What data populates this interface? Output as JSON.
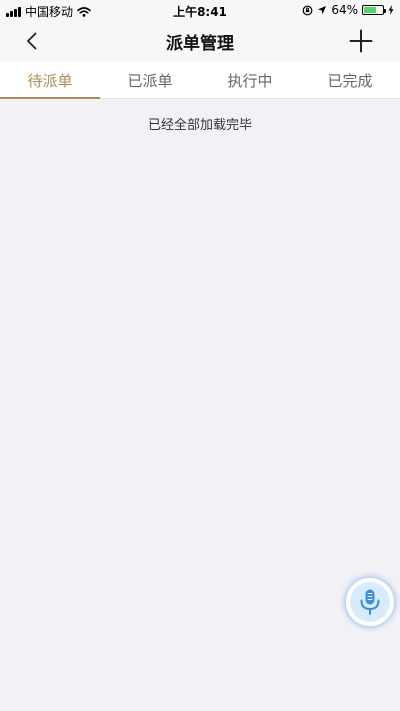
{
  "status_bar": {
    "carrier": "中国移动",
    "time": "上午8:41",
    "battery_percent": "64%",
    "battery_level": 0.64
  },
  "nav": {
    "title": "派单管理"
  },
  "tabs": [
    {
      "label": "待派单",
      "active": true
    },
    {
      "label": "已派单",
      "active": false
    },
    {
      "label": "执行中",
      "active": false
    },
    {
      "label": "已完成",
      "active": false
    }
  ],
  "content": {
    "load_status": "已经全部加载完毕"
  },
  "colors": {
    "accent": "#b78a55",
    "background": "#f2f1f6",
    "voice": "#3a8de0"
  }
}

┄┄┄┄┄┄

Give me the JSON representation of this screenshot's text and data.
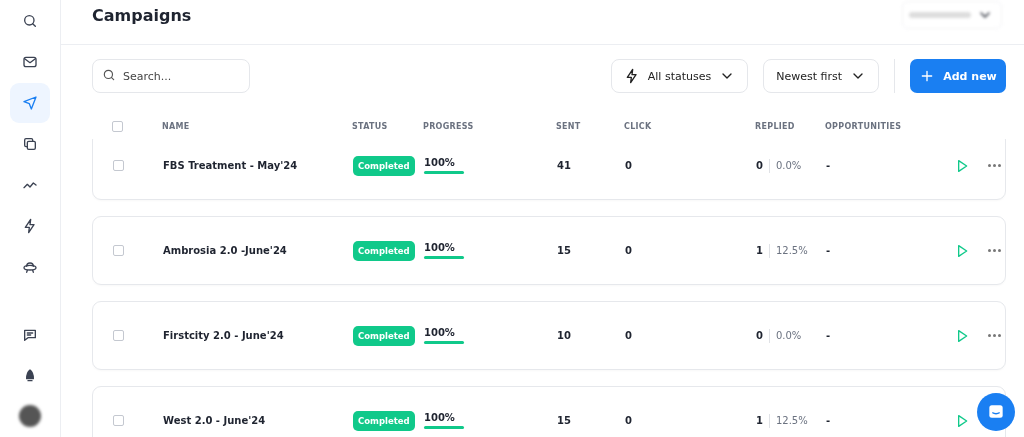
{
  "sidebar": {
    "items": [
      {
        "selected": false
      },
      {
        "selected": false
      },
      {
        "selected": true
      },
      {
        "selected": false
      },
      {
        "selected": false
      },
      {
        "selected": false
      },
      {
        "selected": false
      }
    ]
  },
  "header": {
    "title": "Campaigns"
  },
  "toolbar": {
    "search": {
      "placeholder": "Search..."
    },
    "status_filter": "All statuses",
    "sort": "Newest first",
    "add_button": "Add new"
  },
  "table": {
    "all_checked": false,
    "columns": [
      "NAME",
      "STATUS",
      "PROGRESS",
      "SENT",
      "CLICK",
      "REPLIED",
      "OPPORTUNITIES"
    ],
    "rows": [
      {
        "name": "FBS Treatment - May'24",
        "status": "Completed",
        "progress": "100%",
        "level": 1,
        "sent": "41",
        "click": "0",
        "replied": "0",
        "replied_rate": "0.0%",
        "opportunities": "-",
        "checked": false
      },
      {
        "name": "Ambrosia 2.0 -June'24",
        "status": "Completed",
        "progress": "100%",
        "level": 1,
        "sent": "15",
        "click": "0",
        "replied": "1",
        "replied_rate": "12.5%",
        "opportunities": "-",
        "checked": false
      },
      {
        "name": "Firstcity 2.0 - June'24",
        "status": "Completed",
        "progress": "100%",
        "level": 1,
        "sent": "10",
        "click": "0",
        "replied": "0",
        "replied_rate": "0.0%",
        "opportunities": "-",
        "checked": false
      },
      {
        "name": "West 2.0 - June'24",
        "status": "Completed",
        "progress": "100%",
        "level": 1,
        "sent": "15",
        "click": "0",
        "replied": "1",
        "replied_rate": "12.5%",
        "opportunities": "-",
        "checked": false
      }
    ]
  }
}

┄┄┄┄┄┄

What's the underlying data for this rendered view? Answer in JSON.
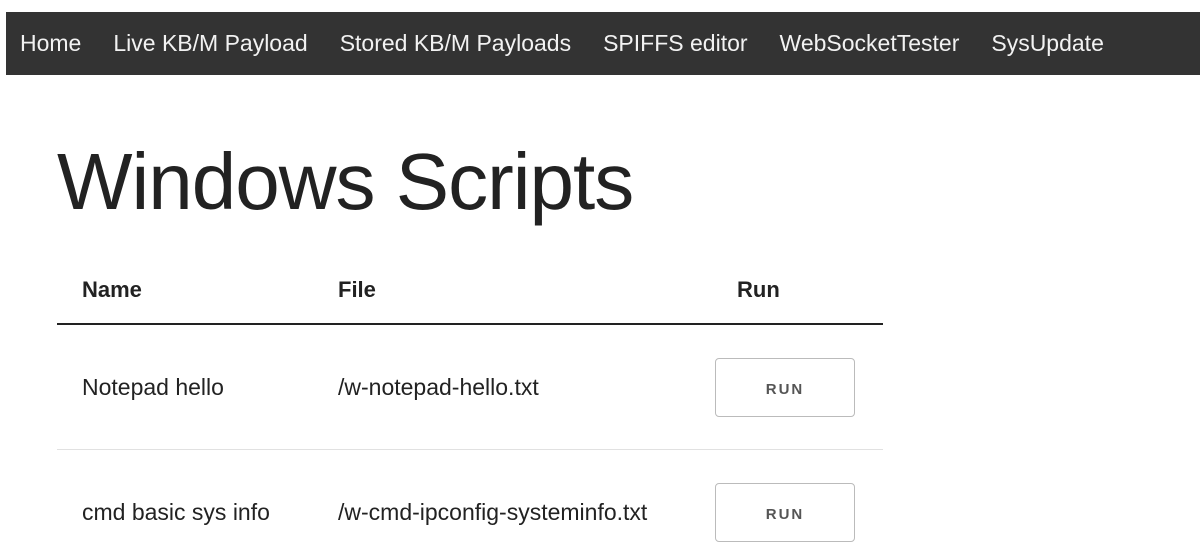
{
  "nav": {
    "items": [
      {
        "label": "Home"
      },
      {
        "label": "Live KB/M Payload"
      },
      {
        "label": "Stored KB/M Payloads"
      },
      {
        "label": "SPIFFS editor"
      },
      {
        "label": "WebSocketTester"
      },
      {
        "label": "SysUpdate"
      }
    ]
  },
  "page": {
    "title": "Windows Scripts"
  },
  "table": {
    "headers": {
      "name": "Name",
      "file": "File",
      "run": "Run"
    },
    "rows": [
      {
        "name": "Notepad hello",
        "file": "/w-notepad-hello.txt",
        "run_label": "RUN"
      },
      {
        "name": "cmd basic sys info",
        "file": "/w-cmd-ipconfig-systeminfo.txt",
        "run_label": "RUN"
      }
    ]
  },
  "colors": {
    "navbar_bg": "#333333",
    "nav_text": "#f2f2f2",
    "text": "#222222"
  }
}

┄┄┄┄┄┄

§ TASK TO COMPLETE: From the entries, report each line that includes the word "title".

§ WORKED SOLUTION:
    "title": "派单管理"
    "title": "Campaigns"
    "title": "Windows Scripts"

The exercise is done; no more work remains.